Task statement =>
Reproduce every record verbatim but drop the pictures.

[Website and app data records]

______

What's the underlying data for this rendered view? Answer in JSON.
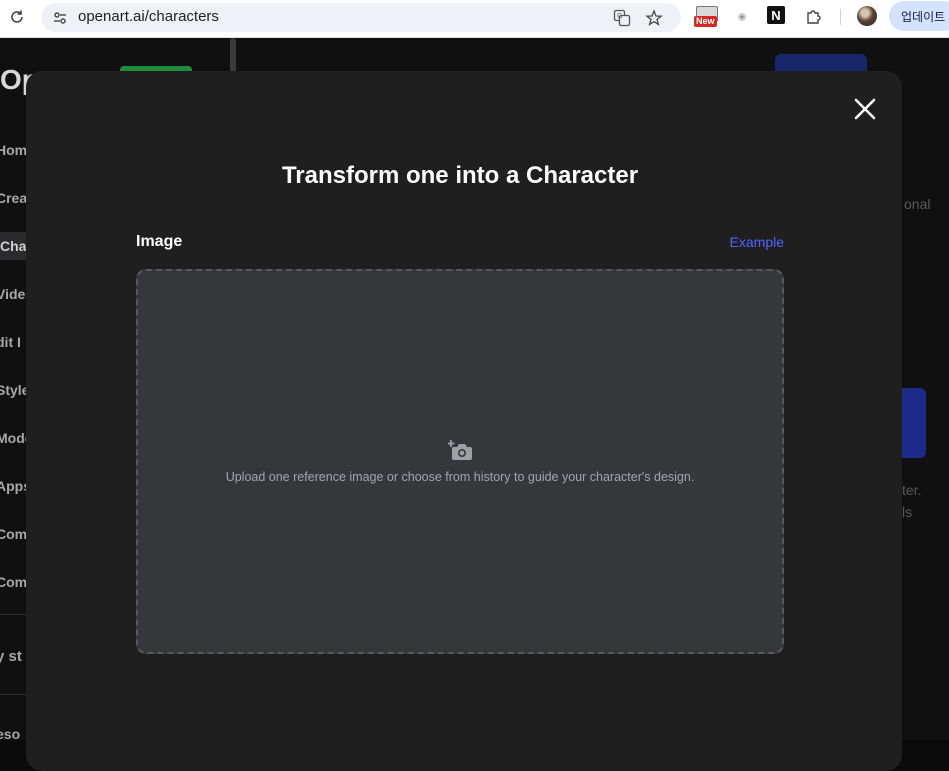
{
  "browser": {
    "url": "openart.ai/characters",
    "new_badge_label": "New",
    "notion_label": "N",
    "update_button_label": "업데이트"
  },
  "background": {
    "logo_text": "Op",
    "sidebar_items": [
      "Home",
      "Crea",
      "Char",
      "Vide",
      "dit I",
      "Style",
      "Mode",
      "Apps",
      "Com",
      "Com"
    ],
    "sidebar_lower": [
      "y st",
      "eso"
    ],
    "right_text": [
      "onal",
      "ter.",
      "ls"
    ]
  },
  "modal": {
    "title": "Transform one into a Character",
    "image_label": "Image",
    "example_link": "Example",
    "upload_hint": "Upload one reference image or choose from history to guide your character's design.",
    "close_icon": "close-icon",
    "upload_icon": "camera-add-icon"
  },
  "colors": {
    "modal_bg": "#1f1f20",
    "dropzone_bg": "#36373b",
    "accent_link": "#4f63ff"
  }
}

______

Result =>
What's the underlying data for this rendered view? Answer in JSON.
{
  "browser": {
    "url": "openart.ai/characters",
    "new_badge_label": "New",
    "notion_label": "N",
    "update_button_label": "업데이트"
  },
  "background": {
    "logo_text": "Op",
    "sidebar_items": [
      "Home",
      "Crea",
      "Char",
      "Vide",
      "dit I",
      "Style",
      "Mode",
      "Apps",
      "Com",
      "Com"
    ],
    "sidebar_lower": [
      "y st",
      "eso"
    ],
    "right_text": [
      "onal",
      "ter.",
      "ls"
    ]
  },
  "modal": {
    "title": "Transform one into a Character",
    "image_label": "Image",
    "example_link": "Example",
    "upload_hint": "Upload one reference image or choose from history to guide your character's design.",
    "close_icon": "close-icon",
    "upload_icon": "camera-add-icon"
  },
  "colors": {
    "modal_bg": "#1f1f20",
    "dropzone_bg": "#36373b",
    "accent_link": "#4f63ff"
  }
}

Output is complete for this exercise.